Mattapoisett's giant sea horse (It's hard to portray the scale in this picture, but it's huge! You can see the tree top in the lower left)

And the day wouldn't have been complete without a third milk bottle. [I realize the picture is terrible, but when you're in the middle of a rural, residential neighborhood, after shedding blood and tears to find it, you turn on your bright headlights and make the best of it.] What you can't see is that there is a cow on top of the milk bottle--they love their dairy in Dartmouth.

Interestingly, only a few blocks away is another giant structure, an ice cream pint. What are the odds that two crazy people would build these so close together? Maybe the same crazy person built both. My theory is that the two neighborhoods have a rivalry about which ice cream stand to go to, and if kids go to the wrong one after school they get beat up by the other kids...but we can't know that for sure because I made the whole thing up.

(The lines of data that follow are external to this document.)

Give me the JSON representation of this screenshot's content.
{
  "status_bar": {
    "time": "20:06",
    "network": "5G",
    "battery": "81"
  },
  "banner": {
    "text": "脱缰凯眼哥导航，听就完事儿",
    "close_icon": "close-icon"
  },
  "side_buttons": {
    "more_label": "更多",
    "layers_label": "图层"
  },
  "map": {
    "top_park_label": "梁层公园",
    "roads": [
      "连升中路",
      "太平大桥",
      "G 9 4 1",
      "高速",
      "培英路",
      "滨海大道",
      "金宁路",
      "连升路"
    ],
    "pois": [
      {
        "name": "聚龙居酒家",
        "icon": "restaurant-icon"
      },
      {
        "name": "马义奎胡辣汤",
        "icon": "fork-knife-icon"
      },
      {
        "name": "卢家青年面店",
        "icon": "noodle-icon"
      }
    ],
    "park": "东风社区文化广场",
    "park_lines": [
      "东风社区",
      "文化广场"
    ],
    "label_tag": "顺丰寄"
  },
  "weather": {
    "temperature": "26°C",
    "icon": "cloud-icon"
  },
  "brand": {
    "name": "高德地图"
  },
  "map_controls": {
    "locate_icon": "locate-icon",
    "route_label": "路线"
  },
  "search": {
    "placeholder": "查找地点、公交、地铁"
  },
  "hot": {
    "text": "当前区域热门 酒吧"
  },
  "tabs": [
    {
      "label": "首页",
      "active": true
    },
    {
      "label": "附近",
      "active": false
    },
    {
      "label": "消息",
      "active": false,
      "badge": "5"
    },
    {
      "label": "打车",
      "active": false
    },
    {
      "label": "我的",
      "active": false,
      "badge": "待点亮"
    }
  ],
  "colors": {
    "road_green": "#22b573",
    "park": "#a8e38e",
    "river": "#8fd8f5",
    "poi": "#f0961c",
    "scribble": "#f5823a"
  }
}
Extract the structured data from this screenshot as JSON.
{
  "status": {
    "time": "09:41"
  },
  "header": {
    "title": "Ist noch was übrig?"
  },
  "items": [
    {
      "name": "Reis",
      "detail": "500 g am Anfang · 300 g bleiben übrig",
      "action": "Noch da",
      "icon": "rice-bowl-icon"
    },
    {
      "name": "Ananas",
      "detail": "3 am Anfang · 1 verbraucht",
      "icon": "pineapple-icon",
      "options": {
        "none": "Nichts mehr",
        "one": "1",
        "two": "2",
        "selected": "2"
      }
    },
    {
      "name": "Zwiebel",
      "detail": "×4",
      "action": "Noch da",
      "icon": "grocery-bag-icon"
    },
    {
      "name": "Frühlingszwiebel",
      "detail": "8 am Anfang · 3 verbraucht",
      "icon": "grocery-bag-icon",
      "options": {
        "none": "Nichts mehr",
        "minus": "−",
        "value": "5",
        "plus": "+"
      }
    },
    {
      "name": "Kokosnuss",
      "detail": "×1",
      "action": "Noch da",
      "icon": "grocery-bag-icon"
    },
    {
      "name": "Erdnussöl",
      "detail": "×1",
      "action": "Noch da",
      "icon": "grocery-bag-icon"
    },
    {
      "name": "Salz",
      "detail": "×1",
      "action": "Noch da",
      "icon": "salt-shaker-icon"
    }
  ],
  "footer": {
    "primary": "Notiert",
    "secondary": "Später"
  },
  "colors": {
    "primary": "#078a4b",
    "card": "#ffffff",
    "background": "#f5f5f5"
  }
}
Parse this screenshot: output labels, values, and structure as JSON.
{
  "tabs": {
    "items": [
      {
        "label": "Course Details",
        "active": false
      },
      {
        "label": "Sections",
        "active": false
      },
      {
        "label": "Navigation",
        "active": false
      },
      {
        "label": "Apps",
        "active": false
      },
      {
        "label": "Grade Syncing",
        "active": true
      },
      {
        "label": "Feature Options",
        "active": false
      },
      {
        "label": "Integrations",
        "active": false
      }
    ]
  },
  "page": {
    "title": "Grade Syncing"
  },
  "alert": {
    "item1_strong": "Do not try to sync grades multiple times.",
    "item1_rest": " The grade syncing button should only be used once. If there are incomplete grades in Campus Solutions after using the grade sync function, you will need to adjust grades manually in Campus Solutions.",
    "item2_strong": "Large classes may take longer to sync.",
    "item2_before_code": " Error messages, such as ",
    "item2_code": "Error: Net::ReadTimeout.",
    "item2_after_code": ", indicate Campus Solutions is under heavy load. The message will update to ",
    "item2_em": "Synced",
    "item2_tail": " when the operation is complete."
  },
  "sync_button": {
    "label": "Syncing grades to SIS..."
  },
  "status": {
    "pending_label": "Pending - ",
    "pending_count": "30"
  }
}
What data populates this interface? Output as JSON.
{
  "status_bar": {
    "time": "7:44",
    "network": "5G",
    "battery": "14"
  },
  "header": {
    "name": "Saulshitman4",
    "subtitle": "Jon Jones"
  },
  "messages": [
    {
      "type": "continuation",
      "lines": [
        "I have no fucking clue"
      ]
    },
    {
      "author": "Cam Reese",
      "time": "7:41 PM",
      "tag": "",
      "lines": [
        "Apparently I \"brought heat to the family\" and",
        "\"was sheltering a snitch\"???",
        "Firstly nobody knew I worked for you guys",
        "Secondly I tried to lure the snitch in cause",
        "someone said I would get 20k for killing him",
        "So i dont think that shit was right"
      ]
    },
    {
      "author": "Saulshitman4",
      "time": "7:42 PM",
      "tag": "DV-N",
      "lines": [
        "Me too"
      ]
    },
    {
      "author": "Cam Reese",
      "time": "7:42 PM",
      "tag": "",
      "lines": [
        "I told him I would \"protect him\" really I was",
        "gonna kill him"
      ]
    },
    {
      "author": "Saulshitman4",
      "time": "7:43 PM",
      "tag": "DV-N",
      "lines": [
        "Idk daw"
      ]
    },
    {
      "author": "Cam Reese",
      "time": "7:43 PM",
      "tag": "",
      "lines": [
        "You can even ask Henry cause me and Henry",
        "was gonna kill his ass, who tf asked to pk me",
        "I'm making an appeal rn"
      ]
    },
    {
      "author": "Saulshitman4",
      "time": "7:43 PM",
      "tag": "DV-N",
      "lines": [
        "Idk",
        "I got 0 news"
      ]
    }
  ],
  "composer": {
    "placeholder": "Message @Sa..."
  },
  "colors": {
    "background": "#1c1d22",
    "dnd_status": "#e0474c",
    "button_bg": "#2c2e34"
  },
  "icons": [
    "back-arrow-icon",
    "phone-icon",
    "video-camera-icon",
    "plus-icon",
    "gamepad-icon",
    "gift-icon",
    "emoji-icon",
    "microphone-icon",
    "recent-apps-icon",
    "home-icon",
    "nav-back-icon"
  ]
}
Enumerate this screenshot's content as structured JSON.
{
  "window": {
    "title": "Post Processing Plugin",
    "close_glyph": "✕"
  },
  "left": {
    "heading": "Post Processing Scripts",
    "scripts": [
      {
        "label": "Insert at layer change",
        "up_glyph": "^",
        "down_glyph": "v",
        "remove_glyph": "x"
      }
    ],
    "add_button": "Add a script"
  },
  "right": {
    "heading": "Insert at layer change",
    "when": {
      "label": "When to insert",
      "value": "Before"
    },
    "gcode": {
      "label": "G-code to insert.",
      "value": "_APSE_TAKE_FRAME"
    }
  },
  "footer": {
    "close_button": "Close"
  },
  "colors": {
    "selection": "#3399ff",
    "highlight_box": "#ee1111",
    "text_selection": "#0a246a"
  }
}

And lastly, is that a McDonald's with a train car going through it? Funny you ask...yes, yes it is.


Mom comes to town

So my mom came to town last weekend we had a blast doing all the fall and New England activities we could think of!

Downtown Providence--We visited the mall and hung out around town

East Side--We drove around Providence looking at the sights and colored leaves

The Big Apple--We went to an apple orchard in Wrentham, Massachusetts

We went on a horse drawn hay ride at the orchard and attempted to drink cider and eat donuts during the ride!

We didn't hug any trees, but we did hug some giant pumpkins at the apple orchard

Downtown Boston--We walked around the city a bit and then got dinner on the North End

We celebrated fall in Providence

We saw paddle boats that looked like swans.

Roger Williams Park--We played at the park

We watched lots of families with kids at the park feeding the ducks

And we watched the World Series at a pub in downtown Providence


Life Without Cable

I don't care what our culture says, living without cable isn't so bad. There is always plenty to do.
Case in point: (Becka, Emy & Andrew)